◆ Given information:
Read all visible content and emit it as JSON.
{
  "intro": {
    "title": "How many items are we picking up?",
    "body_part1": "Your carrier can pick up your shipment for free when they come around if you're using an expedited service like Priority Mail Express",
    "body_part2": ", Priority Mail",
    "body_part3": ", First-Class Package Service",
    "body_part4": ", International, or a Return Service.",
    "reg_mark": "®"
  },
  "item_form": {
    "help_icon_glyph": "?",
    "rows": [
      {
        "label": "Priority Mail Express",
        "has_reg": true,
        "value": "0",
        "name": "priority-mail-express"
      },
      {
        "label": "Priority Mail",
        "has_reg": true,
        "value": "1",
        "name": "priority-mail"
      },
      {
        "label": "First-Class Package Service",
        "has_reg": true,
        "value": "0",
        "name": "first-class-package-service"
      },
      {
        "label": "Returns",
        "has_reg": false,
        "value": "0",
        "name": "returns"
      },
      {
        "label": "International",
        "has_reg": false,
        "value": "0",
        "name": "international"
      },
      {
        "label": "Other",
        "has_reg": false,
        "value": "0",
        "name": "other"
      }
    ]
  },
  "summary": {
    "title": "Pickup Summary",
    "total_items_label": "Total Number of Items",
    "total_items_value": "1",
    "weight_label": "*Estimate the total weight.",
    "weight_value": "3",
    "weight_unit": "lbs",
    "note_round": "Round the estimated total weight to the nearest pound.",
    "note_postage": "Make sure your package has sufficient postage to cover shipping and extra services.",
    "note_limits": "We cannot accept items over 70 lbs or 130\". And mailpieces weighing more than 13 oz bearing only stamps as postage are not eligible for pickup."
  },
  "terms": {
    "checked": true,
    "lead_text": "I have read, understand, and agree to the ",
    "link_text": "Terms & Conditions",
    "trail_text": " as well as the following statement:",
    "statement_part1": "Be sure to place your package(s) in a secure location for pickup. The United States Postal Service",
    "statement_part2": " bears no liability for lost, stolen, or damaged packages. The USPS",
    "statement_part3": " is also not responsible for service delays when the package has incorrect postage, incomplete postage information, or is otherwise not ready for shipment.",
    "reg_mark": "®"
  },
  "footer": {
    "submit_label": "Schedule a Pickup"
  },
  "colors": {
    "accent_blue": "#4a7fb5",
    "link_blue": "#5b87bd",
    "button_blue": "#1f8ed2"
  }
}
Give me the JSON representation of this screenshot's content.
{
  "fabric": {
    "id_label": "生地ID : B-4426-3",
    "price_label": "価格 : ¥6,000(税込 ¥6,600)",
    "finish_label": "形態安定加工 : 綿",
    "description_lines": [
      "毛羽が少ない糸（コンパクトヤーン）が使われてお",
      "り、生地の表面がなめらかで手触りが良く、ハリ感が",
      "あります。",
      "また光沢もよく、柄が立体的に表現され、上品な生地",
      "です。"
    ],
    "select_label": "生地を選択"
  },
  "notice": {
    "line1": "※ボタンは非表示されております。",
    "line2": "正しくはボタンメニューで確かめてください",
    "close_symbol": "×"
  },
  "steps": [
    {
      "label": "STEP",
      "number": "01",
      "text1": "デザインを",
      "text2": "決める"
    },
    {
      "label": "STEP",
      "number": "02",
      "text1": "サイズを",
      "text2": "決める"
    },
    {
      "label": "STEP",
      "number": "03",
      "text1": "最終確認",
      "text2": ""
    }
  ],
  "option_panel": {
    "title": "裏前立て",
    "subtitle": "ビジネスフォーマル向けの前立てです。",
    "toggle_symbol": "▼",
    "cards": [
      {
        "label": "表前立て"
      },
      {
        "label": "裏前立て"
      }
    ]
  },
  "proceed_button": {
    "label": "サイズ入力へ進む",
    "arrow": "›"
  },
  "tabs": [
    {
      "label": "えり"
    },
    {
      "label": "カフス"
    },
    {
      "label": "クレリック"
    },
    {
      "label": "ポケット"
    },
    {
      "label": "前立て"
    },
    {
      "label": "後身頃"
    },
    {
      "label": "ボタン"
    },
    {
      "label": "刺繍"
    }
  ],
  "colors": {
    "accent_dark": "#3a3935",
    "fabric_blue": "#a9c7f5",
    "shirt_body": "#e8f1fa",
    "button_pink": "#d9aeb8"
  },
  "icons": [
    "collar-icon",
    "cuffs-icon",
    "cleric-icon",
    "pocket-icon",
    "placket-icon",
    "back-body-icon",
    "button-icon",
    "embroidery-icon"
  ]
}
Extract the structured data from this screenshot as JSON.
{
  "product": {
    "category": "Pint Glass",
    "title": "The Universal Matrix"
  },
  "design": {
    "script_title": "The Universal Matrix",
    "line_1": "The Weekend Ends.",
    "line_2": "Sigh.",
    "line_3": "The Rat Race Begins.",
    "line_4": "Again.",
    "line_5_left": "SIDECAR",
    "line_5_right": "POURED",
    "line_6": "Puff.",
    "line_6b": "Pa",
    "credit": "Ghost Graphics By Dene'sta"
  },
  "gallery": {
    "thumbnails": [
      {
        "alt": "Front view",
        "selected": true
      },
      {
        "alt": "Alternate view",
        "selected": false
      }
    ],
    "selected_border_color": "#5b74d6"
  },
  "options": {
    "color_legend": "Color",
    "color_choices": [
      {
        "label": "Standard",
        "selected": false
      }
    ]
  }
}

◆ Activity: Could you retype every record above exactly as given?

◆ Output for this task:
Read all visible content and emit it as JSON.
{
  "intro": {
    "title": "How many items are we picking up?",
    "body_part1": "Your carrier can pick up your shipment for free when they come around if you're using an expedited service like Priority Mail Express",
    "body_part2": ", Priority Mail",
    "body_part3": ", First-Class Package Service",
    "body_part4": ", International, or a Return Service.",
    "reg_mark": "®"
  },
  "item_form": {
    "help_icon_glyph": "?",
    "rows": [
      {
        "label": "Priority Mail Express",
        "has_reg": true,
        "value": "0",
        "name": "priority-mail-express"
      },
      {
        "label": "Priority Mail",
        "has_reg": true,
        "value": "1",
        "name": "priority-mail"
      },
      {
        "label": "First-Class Package Service",
        "has_reg": true,
        "value": "0",
        "name": "first-class-package-service"
      },
      {
        "label": "Returns",
        "has_reg": false,
        "value": "0",
        "name": "returns"
      },
      {
        "label": "International",
        "has_reg": false,
        "value": "0",
        "name": "international"
      },
      {
        "label": "Other",
        "has_reg": false,
        "value": "0",
        "name": "other"
      }
    ]
  },
  "summary": {
    "title": "Pickup Summary",
    "total_items_label": "Total Number of Items",
    "total_items_value": "1",
    "weight_label": "*Estimate the total weight.",
    "weight_value": "3",
    "weight_unit": "lbs",
    "note_round": "Round the estimated total weight to the nearest pound.",
    "note_postage": "Make sure your package has sufficient postage to cover shipping and extra services.",
    "note_limits": "We cannot accept items over 70 lbs or 130\". And mailpieces weighing more than 13 oz bearing only stamps as postage are not eligible for pickup."
  },
  "terms": {
    "checked": true,
    "lead_text": "I have read, understand, and agree to the ",
    "link_text": "Terms & Conditions",
    "trail_text": " as well as the following statement:",
    "statement_part1": "Be sure to place your package(s) in a secure location for pickup. The United States Postal Service",
    "statement_part2": " bears no liability for lost, stolen, or damaged packages. The USPS",
    "statement_part3": " is also not responsible for service delays when the package has incorrect postage, incomplete postage information, or is otherwise not ready for shipment.",
    "reg_mark": "®"
  },
  "footer": {
    "submit_label": "Schedule a Pickup"
  },
  "colors": {
    "accent_blue": "#4a7fb5",
    "link_blue": "#5b87bd",
    "button_blue": "#1f8ed2"
  }
}
Give me the JSON representation of this screenshot's content.
{
  "fabric": {
    "id_label": "生地ID : B-4426-3",
    "price_label": "価格 : ¥6,000(税込 ¥6,600)",
    "finish_label": "形態安定加工 : 綿",
    "description_lines": [
      "毛羽が少ない糸（コンパクトヤーン）が使われてお",
      "り、生地の表面がなめらかで手触りが良く、ハリ感が",
      "あります。",
      "また光沢もよく、柄が立体的に表現され、上品な生地",
      "です。"
    ],
    "select_label": "生地を選択"
  },
  "notice": {
    "line1": "※ボタンは非表示されております。",
    "line2": "正しくはボタンメニューで確かめてください",
    "close_symbol": "×"
  },
  "steps": [
    {
      "label": "STEP",
      "number": "01",
      "text1": "デザインを",
      "text2": "決める"
    },
    {
      "label": "STEP",
      "number": "02",
      "text1": "サイズを",
      "text2": "決める"
    },
    {
      "label": "STEP",
      "number": "03",
      "text1": "最終確認",
      "text2": ""
    }
  ],
  "option_panel": {
    "title": "裏前立て",
    "subtitle": "ビジネスフォーマル向けの前立てです。",
    "toggle_symbol": "▼",
    "cards": [
      {
        "label": "表前立て"
      },
      {
        "label": "裏前立て"
      }
    ]
  },
  "proceed_button": {
    "label": "サイズ入力へ進む",
    "arrow": "›"
  },
  "tabs": [
    {
      "label": "えり"
    },
    {
      "label": "カフス"
    },
    {
      "label": "クレリック"
    },
    {
      "label": "ポケット"
    },
    {
      "label": "前立て"
    },
    {
      "label": "後身頃"
    },
    {
      "label": "ボタン"
    },
    {
      "label": "刺繍"
    }
  ],
  "colors": {
    "accent_dark": "#3a3935",
    "fabric_blue": "#a9c7f5",
    "shirt_body": "#e8f1fa",
    "button_pink": "#d9aeb8"
  },
  "icons": [
    "collar-icon",
    "cuffs-icon",
    "cleric-icon",
    "pocket-icon",
    "placket-icon",
    "back-body-icon",
    "button-icon",
    "embroidery-icon"
  ]
}
Extract the structured data from this screenshot as JSON.
{
  "product": {
    "category": "Pint Glass",
    "title": "The Universal Matrix"
  },
  "design": {
    "script_title": "The Universal Matrix",
    "line_1": "The Weekend Ends.",
    "line_2": "Sigh.",
    "line_3": "The Rat Race Begins.",
    "line_4": "Again.",
    "line_5_left": "SIDECAR",
    "line_5_right": "POURED",
    "line_6": "Puff.",
    "line_6b": "Pa",
    "credit": "Ghost Graphics By Dene'sta"
  },
  "gallery": {
    "thumbnails": [
      {
        "alt": "Front view",
        "selected": true
      },
      {
        "alt": "Alternate view",
        "selected": false
      }
    ],
    "selected_border_color": "#5b74d6"
  },
  "options": {
    "color_legend": "Color",
    "color_choices": [
      {
        "label": "Standard",
        "selected": false
      }
    ]
  }
}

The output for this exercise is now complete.